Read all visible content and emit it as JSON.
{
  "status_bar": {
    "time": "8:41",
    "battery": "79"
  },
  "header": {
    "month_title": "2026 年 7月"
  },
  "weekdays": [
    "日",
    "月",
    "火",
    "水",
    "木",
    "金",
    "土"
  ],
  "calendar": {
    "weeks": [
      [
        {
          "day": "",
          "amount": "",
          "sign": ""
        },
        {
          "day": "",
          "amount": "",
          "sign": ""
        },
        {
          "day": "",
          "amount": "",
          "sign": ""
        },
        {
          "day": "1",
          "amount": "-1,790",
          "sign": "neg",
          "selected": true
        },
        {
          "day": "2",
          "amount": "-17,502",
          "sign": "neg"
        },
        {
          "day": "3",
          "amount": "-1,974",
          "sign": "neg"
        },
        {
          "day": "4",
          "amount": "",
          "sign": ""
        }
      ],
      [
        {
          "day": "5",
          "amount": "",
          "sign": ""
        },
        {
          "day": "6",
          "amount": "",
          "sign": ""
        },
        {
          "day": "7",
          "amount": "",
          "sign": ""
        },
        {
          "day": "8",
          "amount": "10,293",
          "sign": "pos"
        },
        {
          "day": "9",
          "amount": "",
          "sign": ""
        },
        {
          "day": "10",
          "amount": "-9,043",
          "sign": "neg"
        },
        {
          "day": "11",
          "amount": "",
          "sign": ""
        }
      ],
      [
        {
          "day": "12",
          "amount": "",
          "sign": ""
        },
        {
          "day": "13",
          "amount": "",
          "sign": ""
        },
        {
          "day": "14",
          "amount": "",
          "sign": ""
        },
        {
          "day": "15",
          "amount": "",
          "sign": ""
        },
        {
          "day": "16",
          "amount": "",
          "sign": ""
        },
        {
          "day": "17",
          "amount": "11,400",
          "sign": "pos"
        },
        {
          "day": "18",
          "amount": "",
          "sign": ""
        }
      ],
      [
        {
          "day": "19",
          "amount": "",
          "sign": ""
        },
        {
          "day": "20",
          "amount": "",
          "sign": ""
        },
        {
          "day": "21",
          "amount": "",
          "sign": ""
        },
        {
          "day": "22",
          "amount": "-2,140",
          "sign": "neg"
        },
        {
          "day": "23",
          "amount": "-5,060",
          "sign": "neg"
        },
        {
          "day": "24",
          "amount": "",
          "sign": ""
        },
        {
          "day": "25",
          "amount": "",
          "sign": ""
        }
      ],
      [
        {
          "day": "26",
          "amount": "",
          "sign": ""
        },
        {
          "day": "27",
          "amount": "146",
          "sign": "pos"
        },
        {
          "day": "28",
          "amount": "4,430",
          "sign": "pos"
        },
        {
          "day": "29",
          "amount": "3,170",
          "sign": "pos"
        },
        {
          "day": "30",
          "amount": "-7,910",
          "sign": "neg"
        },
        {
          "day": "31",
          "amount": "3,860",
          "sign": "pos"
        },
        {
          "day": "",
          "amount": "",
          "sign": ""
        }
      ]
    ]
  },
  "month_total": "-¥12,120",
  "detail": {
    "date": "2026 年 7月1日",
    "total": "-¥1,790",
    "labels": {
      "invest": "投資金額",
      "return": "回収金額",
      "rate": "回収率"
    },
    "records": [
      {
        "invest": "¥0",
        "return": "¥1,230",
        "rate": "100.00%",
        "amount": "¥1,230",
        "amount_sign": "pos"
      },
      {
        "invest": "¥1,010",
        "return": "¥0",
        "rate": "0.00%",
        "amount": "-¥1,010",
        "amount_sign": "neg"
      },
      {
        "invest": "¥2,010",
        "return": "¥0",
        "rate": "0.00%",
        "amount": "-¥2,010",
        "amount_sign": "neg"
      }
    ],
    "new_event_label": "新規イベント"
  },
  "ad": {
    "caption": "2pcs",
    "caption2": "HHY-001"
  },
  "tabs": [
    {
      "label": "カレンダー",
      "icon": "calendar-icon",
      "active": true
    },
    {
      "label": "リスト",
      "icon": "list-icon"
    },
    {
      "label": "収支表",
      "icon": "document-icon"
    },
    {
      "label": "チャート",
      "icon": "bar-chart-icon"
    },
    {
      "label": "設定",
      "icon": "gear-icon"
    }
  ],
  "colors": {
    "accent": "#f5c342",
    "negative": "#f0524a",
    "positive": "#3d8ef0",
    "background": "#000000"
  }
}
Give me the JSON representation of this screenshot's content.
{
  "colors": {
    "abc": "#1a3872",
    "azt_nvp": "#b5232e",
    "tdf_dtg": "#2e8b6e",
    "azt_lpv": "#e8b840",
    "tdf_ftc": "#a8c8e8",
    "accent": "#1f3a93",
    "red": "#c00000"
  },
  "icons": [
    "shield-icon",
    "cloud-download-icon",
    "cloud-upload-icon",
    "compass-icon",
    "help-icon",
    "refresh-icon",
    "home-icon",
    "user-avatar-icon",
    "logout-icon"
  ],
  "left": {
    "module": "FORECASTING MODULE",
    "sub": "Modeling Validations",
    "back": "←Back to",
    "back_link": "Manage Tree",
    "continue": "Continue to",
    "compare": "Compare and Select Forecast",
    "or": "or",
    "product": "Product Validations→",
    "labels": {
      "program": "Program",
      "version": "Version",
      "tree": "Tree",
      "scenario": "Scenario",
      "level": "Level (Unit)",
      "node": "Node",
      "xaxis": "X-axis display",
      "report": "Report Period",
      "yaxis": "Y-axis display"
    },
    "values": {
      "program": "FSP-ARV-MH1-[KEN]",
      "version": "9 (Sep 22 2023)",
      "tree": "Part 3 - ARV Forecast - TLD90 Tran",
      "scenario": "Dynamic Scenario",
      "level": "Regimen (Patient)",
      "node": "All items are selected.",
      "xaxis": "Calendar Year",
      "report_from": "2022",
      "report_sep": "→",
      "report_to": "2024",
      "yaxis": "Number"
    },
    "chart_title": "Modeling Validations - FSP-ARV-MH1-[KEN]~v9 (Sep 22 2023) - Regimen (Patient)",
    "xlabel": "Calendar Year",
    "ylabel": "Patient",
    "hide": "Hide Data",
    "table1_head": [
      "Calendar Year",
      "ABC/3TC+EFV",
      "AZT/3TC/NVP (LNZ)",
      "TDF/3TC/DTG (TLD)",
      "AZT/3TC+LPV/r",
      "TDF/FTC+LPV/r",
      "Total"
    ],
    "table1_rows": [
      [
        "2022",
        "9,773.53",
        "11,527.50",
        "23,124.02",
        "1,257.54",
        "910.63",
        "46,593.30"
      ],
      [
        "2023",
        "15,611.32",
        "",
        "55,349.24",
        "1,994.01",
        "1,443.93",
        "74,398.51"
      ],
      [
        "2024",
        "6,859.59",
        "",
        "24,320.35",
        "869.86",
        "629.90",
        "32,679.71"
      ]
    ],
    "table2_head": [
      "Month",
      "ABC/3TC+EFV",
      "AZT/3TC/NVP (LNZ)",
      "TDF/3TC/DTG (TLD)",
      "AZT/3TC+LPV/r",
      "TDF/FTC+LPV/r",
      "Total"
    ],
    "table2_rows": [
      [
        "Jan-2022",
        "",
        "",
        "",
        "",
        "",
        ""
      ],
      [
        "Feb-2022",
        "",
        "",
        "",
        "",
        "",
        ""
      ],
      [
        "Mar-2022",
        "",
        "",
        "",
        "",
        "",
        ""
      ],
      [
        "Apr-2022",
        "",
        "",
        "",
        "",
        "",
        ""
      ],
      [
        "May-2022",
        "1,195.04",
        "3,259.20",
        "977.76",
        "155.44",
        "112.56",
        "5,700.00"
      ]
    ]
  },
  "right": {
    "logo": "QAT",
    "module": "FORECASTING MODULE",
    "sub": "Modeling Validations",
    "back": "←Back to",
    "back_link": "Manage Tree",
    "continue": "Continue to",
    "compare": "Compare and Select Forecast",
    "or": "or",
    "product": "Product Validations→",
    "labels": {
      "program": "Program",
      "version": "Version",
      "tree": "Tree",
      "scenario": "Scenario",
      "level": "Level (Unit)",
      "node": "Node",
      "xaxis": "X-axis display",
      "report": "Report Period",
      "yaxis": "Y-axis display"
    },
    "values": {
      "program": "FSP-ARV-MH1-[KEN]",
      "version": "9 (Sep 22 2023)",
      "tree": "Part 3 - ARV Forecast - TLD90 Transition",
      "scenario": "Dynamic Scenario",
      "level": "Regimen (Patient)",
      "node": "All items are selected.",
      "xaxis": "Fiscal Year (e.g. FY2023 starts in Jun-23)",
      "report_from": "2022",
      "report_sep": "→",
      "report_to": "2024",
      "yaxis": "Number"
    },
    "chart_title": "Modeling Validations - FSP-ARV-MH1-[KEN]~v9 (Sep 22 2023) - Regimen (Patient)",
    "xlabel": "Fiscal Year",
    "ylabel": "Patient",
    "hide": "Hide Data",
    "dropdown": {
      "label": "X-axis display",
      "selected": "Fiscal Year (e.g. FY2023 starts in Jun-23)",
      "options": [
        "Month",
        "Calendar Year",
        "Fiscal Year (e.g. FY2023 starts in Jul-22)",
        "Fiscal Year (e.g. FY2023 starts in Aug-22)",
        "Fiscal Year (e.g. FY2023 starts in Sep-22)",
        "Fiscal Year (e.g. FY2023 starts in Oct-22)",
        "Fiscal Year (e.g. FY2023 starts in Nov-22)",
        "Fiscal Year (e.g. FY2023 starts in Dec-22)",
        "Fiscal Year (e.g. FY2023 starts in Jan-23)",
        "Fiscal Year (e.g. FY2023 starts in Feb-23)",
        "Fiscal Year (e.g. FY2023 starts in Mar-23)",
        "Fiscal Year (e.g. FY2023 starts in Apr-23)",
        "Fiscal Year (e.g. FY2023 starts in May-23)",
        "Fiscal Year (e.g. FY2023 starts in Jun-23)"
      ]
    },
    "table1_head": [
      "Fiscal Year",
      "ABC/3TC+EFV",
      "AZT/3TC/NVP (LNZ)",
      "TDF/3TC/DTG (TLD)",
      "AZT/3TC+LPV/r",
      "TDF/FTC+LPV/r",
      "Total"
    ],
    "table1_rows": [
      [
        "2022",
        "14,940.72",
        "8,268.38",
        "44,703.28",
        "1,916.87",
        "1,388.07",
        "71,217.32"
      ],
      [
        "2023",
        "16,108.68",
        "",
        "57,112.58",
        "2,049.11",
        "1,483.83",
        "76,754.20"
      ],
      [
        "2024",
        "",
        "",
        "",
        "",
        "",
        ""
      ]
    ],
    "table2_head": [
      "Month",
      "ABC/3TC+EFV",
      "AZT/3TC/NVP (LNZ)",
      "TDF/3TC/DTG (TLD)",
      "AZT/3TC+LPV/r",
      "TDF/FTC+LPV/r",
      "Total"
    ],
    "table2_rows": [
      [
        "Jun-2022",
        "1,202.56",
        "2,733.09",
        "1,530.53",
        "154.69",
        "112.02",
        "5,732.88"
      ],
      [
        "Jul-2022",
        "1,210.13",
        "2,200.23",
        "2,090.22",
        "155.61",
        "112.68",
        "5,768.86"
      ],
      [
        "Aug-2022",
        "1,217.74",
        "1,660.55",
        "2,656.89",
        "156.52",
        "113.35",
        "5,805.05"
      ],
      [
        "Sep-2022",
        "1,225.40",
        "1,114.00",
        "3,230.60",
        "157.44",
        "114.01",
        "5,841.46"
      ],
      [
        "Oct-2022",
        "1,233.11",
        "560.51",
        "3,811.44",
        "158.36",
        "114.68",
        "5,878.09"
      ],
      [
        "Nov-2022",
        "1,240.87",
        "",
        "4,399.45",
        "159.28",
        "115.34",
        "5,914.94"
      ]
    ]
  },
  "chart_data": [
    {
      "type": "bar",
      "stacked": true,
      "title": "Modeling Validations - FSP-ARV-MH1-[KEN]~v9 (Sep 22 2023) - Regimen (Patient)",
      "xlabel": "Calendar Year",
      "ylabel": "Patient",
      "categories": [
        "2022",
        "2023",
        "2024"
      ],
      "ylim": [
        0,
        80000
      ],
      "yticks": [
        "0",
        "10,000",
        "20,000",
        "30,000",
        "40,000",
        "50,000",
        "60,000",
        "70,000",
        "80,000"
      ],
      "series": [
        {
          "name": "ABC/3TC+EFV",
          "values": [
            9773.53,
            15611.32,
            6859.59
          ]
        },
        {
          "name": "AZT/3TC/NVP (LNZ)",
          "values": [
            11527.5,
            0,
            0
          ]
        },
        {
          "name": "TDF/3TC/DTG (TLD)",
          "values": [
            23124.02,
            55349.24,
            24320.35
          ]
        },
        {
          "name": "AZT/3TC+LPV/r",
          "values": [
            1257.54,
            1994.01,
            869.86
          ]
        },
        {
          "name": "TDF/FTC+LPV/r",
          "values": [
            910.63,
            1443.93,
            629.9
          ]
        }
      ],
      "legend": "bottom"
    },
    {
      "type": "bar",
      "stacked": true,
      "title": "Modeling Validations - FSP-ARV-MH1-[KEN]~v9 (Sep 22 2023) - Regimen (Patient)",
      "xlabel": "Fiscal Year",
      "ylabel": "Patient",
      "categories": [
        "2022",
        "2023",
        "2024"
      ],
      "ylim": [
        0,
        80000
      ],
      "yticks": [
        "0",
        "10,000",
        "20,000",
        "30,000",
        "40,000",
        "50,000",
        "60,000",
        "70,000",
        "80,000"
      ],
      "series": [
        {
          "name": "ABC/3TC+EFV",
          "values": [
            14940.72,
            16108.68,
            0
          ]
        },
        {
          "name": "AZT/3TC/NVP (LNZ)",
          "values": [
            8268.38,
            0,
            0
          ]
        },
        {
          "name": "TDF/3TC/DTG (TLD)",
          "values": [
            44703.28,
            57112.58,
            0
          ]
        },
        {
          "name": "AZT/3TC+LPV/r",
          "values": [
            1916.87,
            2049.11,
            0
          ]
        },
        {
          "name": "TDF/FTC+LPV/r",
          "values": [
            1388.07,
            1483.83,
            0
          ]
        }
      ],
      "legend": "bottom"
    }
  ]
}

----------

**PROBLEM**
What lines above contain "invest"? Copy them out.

**ANSWER BOX**
      "invest": "投資金額",
        "invest": "¥0",
        "invest": "¥1,010",
        "invest": "¥2,010",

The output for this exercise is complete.